I often complain about all that's broken with America's "corrections" system. But, after seeing this video, I know one correctional officer living up to the title. Imagine a uniformed correctional officer getting off work, changing into his normal street clothes, and then volunteering to teach dads how to be better dads from prison. That's who you will meet in this post. Read and watch how Washington State Department of Corrections is connecting father to family.
You know about the father absence crisis in America and you know a big part of this crisis is Fathers Behind Bars, but here's a few reminders:
- There are 2.7 million children with a parent in prison or jail.
- Ninety-two percent (92%) of parents in prison are fathers.
- 650,000+ ex-offenders are released from prison every year.
- Two-thirds of ex-offenders, or 429,000, will likely re-offend within three (3) years.
This problem is one the Department of Corrections in Washington State is addressing. On any given evening, you'll find dads meeting to talk fatherhood and family.

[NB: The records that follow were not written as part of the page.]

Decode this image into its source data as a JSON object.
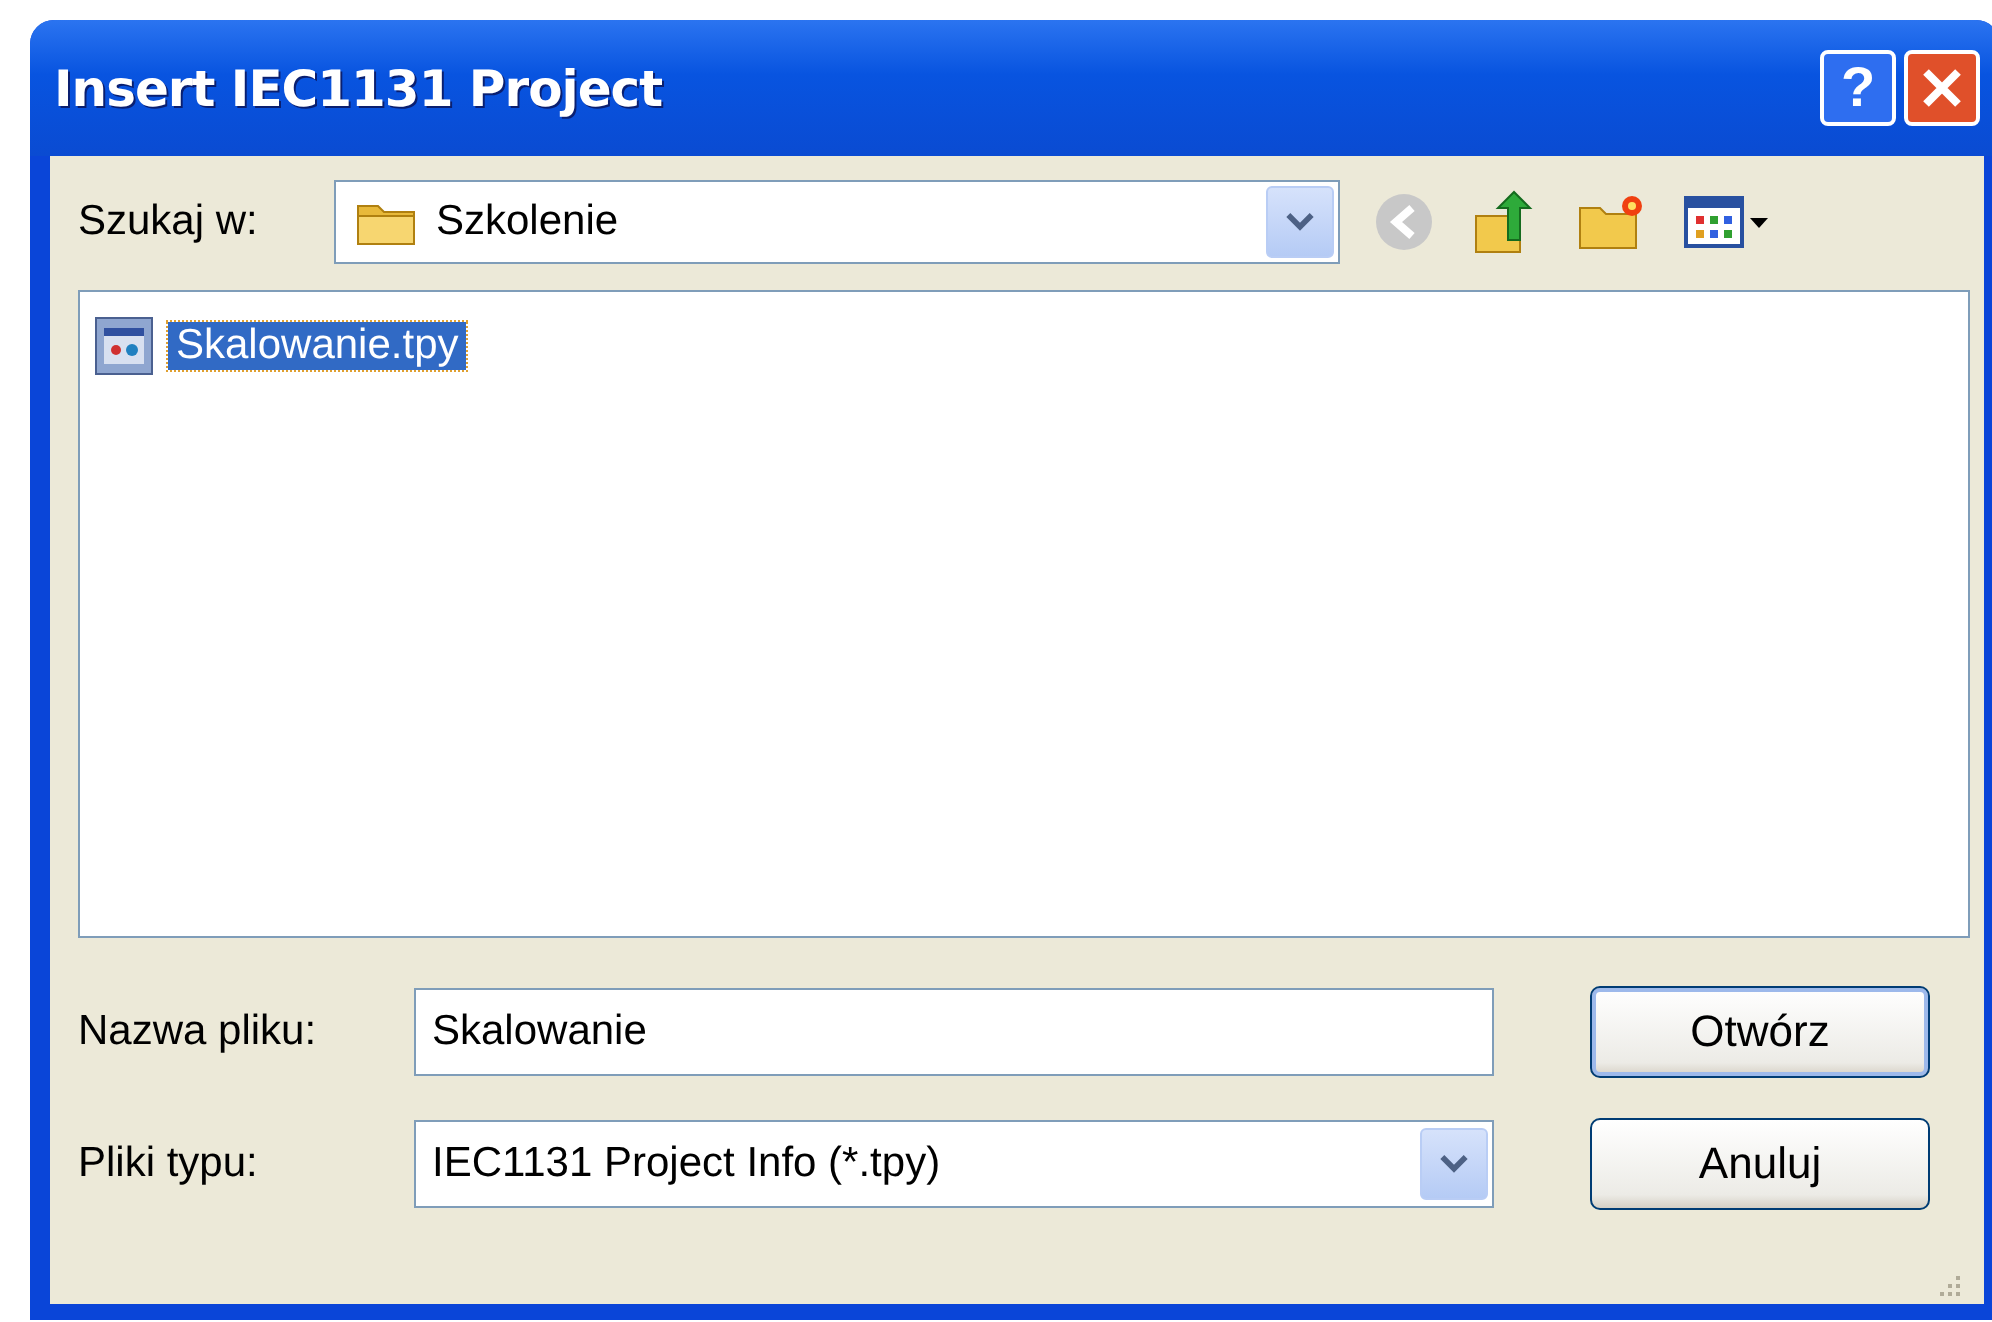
{
  "window": {
    "title": "Insert IEC1131 Project",
    "help_button": "?"
  },
  "look_in": {
    "label": "Szukaj w:",
    "value": "Szkolenie"
  },
  "files": [
    {
      "name": "Skalowanie.tpy",
      "selected": true
    }
  ],
  "file_name": {
    "label": "Nazwa pliku:",
    "value": "Skalowanie"
  },
  "file_type": {
    "label": "Pliki typu:",
    "value": "IEC1131 Project Info (*.tpy)"
  },
  "buttons": [
    {
      "label": "Otwórz",
      "default": true
    },
    {
      "label": "Anuluj",
      "default": false
    }
  ]
}
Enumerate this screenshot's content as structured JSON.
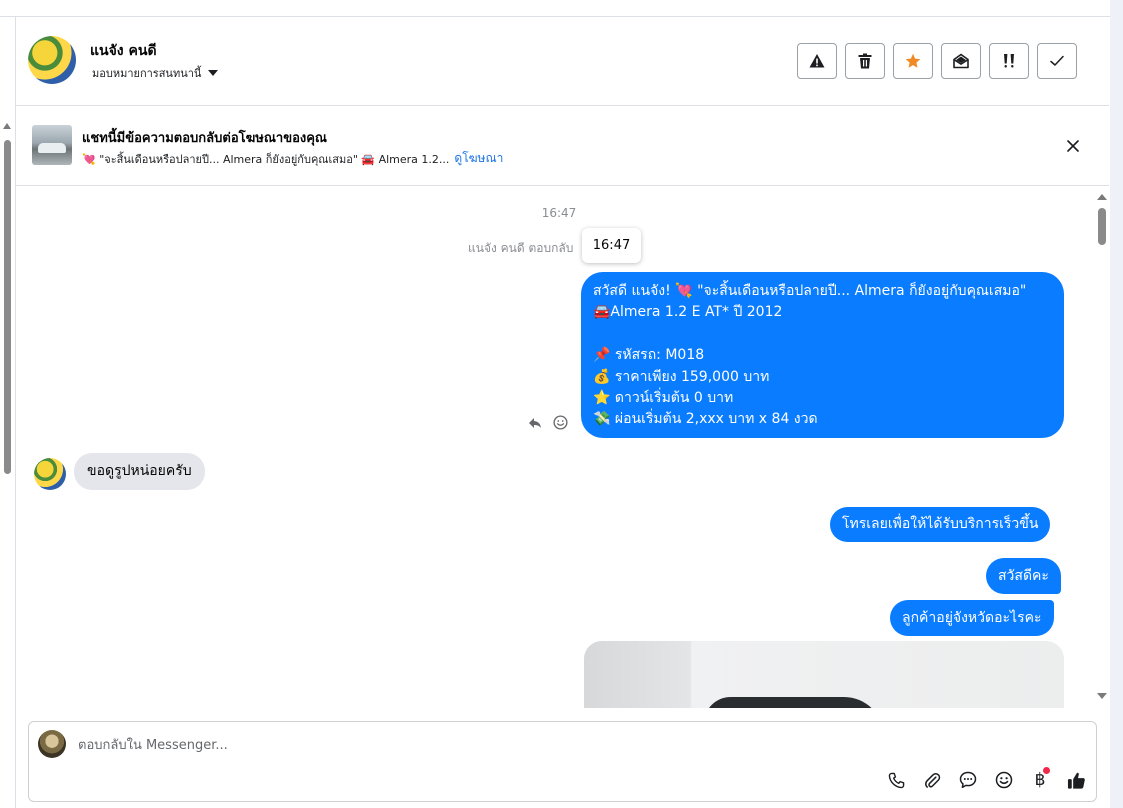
{
  "header": {
    "contact_name": "แนจัง คนดี",
    "assign_label": "มอบหมายการสนทนานี้",
    "actions": [
      {
        "icon": "warning-icon",
        "name": "spam-button"
      },
      {
        "icon": "trash-icon",
        "name": "delete-button"
      },
      {
        "icon": "star-icon",
        "name": "star-button",
        "color": "#f08a24"
      },
      {
        "icon": "envelope-open-icon",
        "name": "mark-unread-button"
      },
      {
        "icon": "follow-up-icon",
        "name": "follow-up-button"
      },
      {
        "icon": "check-icon",
        "name": "mark-done-button"
      }
    ]
  },
  "ad_banner": {
    "title": "แชทนี้มีข้อความตอบกลับต่อโฆษณาของคุณ",
    "snippet": "💘 \"จะสิ้นเดือนหรือปลายปี... Almera ก็ยังอยู่กับคุณเสมอ\" 🚘 Almera 1.2...",
    "link": "ดูโฆษณา"
  },
  "conversation": {
    "timestamp": "16:47",
    "reply_note": "แนจัง คนดี ตอบกลับ",
    "tooltip_time": "16:47",
    "ad_message_lines": [
      "สวัสดี แนจัง! 💘 \"จะสิ้นเดือนหรือปลายปี... Almera ก็ยังอยู่กับคุณเสมอ\"",
      "🚘Almera 1.2 E AT* ปี 2012",
      "",
      "📌 รหัสรถ: M018",
      "💰 ราคาเพียง 159,000 บาท",
      "⭐ ดาวน์เริ่มต้น 0 บาท",
      "💸 ผ่อนเริ่มต้น 2,xxx บาท x 84 งวด"
    ],
    "incoming_message": "ขอดูรูปหน่อยครับ",
    "outgoing_messages": [
      "โทรเลยเพื่อให้ได้รับบริการเร็วขึ้น",
      "สวัสดีคะ",
      "ลูกค้าอยู่จังหวัดอะไรคะ"
    ]
  },
  "composer": {
    "placeholder": "ตอบกลับใน Messenger...",
    "tools": [
      "phone-icon",
      "paperclip-icon",
      "speech-bubble-icon",
      "emoji-icon",
      "baht-icon",
      "thumbs-up-icon"
    ],
    "baht_symbol": "฿"
  },
  "colors": {
    "accent": "#0a7cff",
    "link": "#1b74e4",
    "incoming_bubble": "#e4e6eb",
    "notification_dot": "#f02849"
  }
}
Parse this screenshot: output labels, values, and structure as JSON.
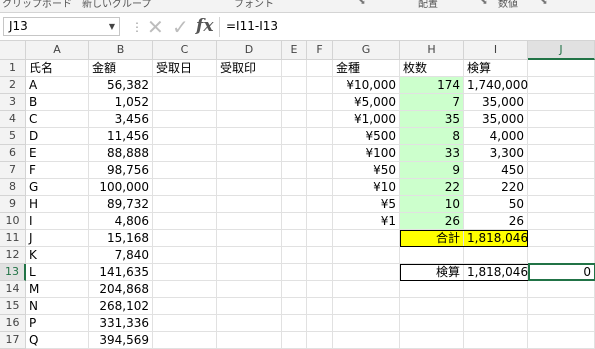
{
  "ribbon": {
    "groups": [
      "クリップボード",
      "新しいグループ",
      "フォント",
      "配置",
      "数値"
    ]
  },
  "formula_bar": {
    "name_box": "J13",
    "cancel_icon": "✕",
    "enter_icon": "✓",
    "fx_label": "fx",
    "formula": "=I11-I13"
  },
  "columns": [
    "A",
    "B",
    "C",
    "D",
    "E",
    "F",
    "G",
    "H",
    "I",
    "J"
  ],
  "rows": [
    "1",
    "2",
    "3",
    "4",
    "5",
    "6",
    "7",
    "8",
    "9",
    "10",
    "11",
    "12",
    "13",
    "14",
    "15",
    "16",
    "17"
  ],
  "active_cell": "J13",
  "sheet": {
    "A": [
      "氏名",
      "A",
      "B",
      "C",
      "D",
      "E",
      "F",
      "G",
      "H",
      "I",
      "J",
      "K",
      "L",
      "M",
      "N",
      "P",
      "Q"
    ],
    "B": [
      "金額",
      "56,382",
      "1,052",
      "3,456",
      "11,456",
      "88,888",
      "98,756",
      "100,000",
      "89,732",
      "4,806",
      "15,168",
      "7,840",
      "141,635",
      "204,868",
      "268,102",
      "331,336",
      "394,569"
    ],
    "C": [
      "受取日"
    ],
    "D": [
      "受取印"
    ],
    "G": [
      "金種",
      "¥10,000",
      "¥5,000",
      "¥1,000",
      "¥500",
      "¥100",
      "¥50",
      "¥10",
      "¥5",
      "¥1"
    ],
    "H": [
      "枚数",
      "174",
      "7",
      "35",
      "8",
      "33",
      "9",
      "22",
      "10",
      "26"
    ],
    "I": [
      "検算",
      "1,740,000",
      "35,000",
      "35,000",
      "4,000",
      "3,300",
      "450",
      "220",
      "50",
      "26"
    ],
    "total_label": "合計",
    "total_value": "1,818,046",
    "check_label": "検算",
    "check_value": "1,818,046",
    "diff_value": "0"
  }
}
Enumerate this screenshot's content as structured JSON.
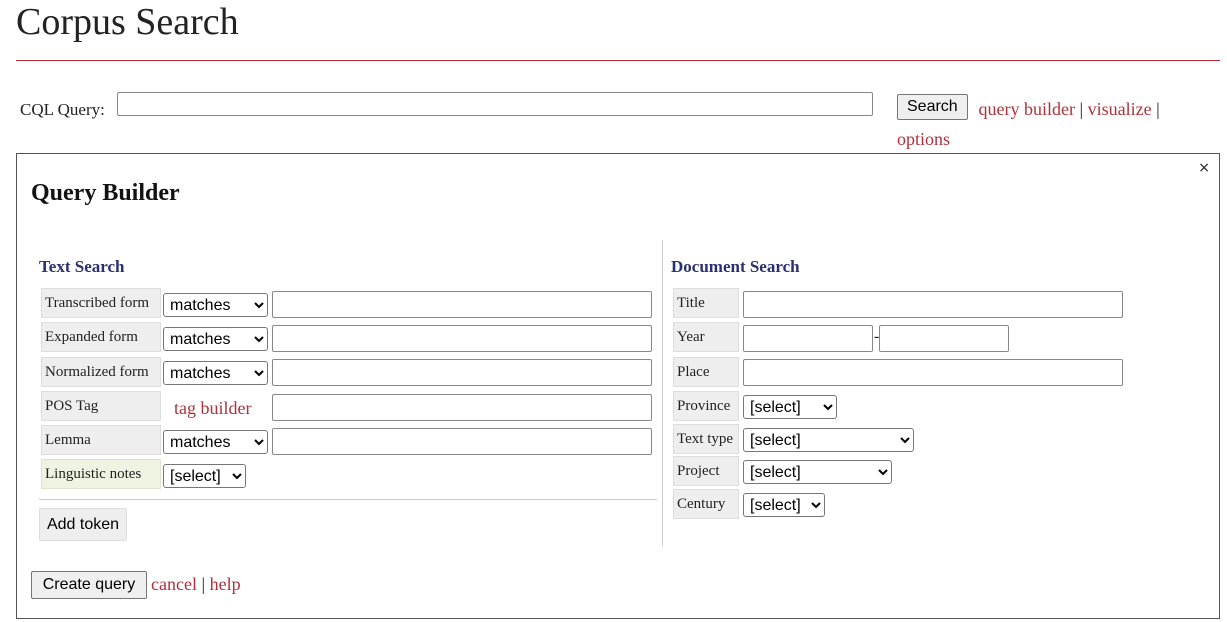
{
  "header": {
    "title": "Corpus Search"
  },
  "cql": {
    "label": "CQL Query:",
    "value": "",
    "placeholder": "",
    "search_label": "Search",
    "links": {
      "query_builder": "query builder",
      "visualize": "visualize",
      "options": "options",
      "separator": "|"
    }
  },
  "query_builder": {
    "title": "Query Builder",
    "close_label": "×",
    "text_search": {
      "heading": "Text Search",
      "rows": [
        {
          "label": "Transcribed form",
          "operator": "matches",
          "value": ""
        },
        {
          "label": "Expanded form",
          "operator": "matches",
          "value": ""
        },
        {
          "label": "Normalized form",
          "operator": "matches",
          "value": ""
        },
        {
          "label": "POS Tag",
          "link": "tag builder",
          "value": ""
        },
        {
          "label": "Lemma",
          "operator": "matches",
          "value": ""
        },
        {
          "label": "Linguistic notes",
          "select": "[select]"
        }
      ],
      "add_token_label": "Add token"
    },
    "document_search": {
      "heading": "Document Search",
      "rows": [
        {
          "label": "Title",
          "value": ""
        },
        {
          "label": "Year",
          "from": "",
          "to": "",
          "range_sep": "-"
        },
        {
          "label": "Place",
          "value": ""
        },
        {
          "label": "Province",
          "select": "[select]"
        },
        {
          "label": "Text type",
          "select": "[select]"
        },
        {
          "label": "Project",
          "select": "[select]"
        },
        {
          "label": "Century",
          "select": "[select]"
        }
      ]
    },
    "footer": {
      "create_label": "Create query",
      "cancel_label": "cancel",
      "help_label": "help",
      "separator": "|"
    }
  }
}
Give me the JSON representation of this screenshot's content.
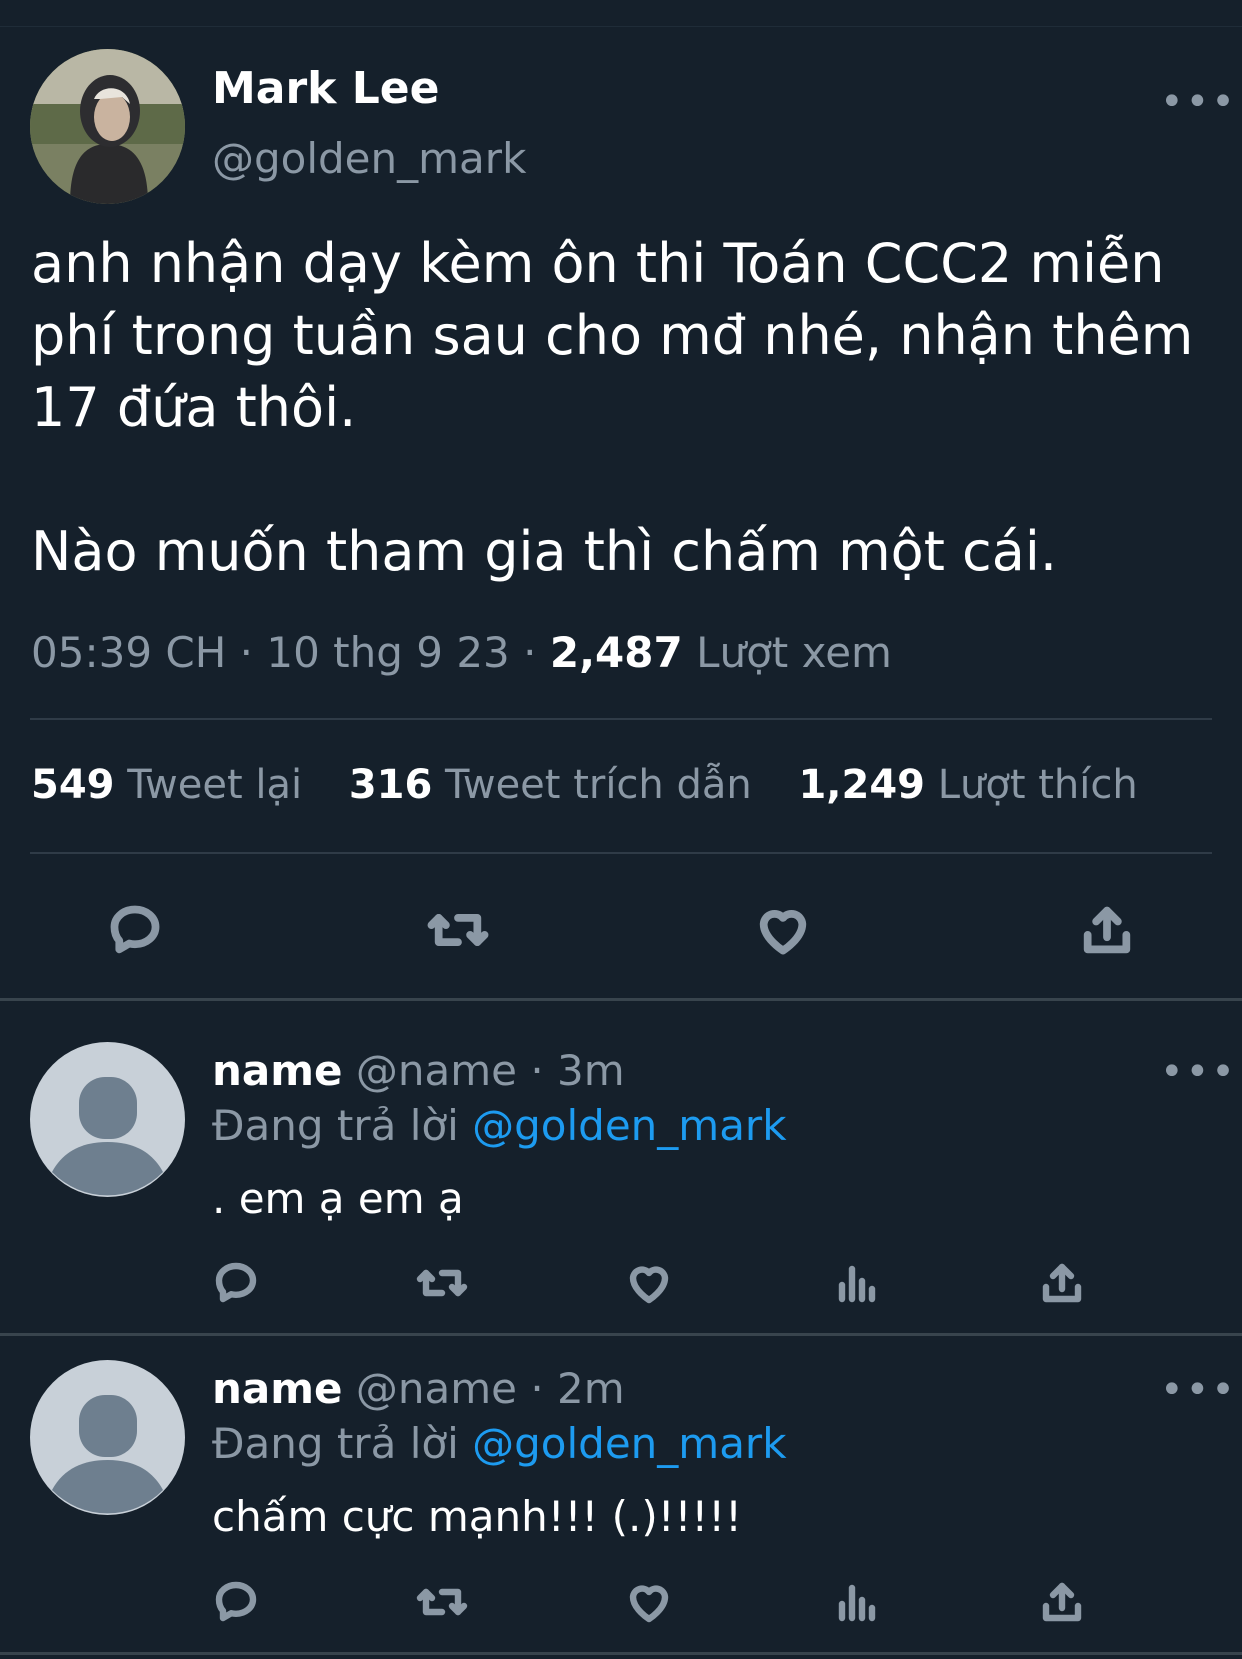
{
  "tweet": {
    "author_name": "Mark Lee",
    "author_handle": "@golden_mark",
    "more_label": "•••",
    "text_para1": "anh nhận dạy kèm ôn thi Toán CCC2 miễn phí trong tuần sau cho mđ nhé, nhận thêm 17 đứa thôi.",
    "text_para2": "Nào muốn tham gia thì chấm một cái.",
    "time": "05:39 CH",
    "date": "10 thg 9 23",
    "views_count": "2,487",
    "views_label": "Lượt xem",
    "sep": "·"
  },
  "stats": {
    "retweets_count": "549",
    "retweets_label": "Tweet lại",
    "quotes_count": "316",
    "quotes_label": "Tweet trích dẫn",
    "likes_count": "1,249",
    "likes_label": "Lượt thích"
  },
  "replies": [
    {
      "name": "name",
      "handle": "@name",
      "sep": "·",
      "time": "3m",
      "replying_label": "Đang trả lời",
      "replying_to": "@golden_mark",
      "text": ". em ạ em ạ"
    },
    {
      "name": "name",
      "handle": "@name",
      "sep": "·",
      "time": "2m",
      "replying_label": "Đang trả lời",
      "replying_to": "@golden_mark",
      "text": "chấm cực mạnh!!! (.)!!!!!"
    }
  ],
  "icons": {
    "reply": "reply-bubble-icon",
    "retweet": "retweet-icon",
    "like": "heart-icon",
    "views": "analytics-bars-icon",
    "share": "share-upload-icon"
  },
  "colors": {
    "background": "#15202b",
    "secondary_text": "#8b98a5",
    "mention": "#1d9bf0",
    "divider": "#2f3b47"
  }
}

"There's no facilitators. There's no students. What it is is 16 participants trying to become better dads and learning about ourselves." —Joseph Nunan (Correctional Officer, Washington State Penitentiary)
Can't view the video? Watch here.
Derrick Jones, an offender in the Washington State Penitentiary says of the Inside Out Dad® Program:
Primarily, the program is really geared toward men learning to communicate. Really, learning how to communicate with our children, learning how to communicate with ourselves, reflect back on our past, and try to understand why I think the way that I think.
The InsideOut Dad® Program is offered at several prisons in Washington State. The goal of the program is to offer the skills that fathers in prison need to help connect them to their children and families—both while in prison and once released.
We are encouraged by Officer Nunan and what he has to say:
What the program does is to let the inmates know why they're there, to make them understand what happened to them to get there, and to be able to say you've got things to offer to your children.
Can you imagine the sense of purpose this can give to father behind bars? To understand that he matters. That he can correct mistakes made in life. That he can work to restore what may be broken in his family or with his child.
The video shows John Radzikowski, a volunteer, explain the importance of having a program like InsideOut Dad® for inmates:
The prison culture itself does not allow for men to talk about their children in an intimate way. What this has done is we can together collectively to talk about our parenting, and not only our parenting skills, but also if we had parents in our own lives. And what that led to is dealing with issues of the heart.
In the West Complex, the correctional officers who volunteer for InsideOut Dad® come in plain clothes, during non-work hours, and they volunteer their time to help these dads become better fathers.
Officer Nunan says of the program:
We can see a direct correlation between this course and the inmate attitudes on the outside of this course...There's a positivity in there (during a program session) that I never expected. And it's something that should be harnessed and encouraged to grow.
We agree with you, Officer Nunan. This program should be encouraged to grow!
Whether you work in corrections or would like to volunteer leading dads to be better dads, you can download the free sample > InsideOut Dad®
InsideOut Dad® is the nation's only evidence-based fatherhood program designed specifically for incarcerated fathers. Please consider volunteering to help connect father to family.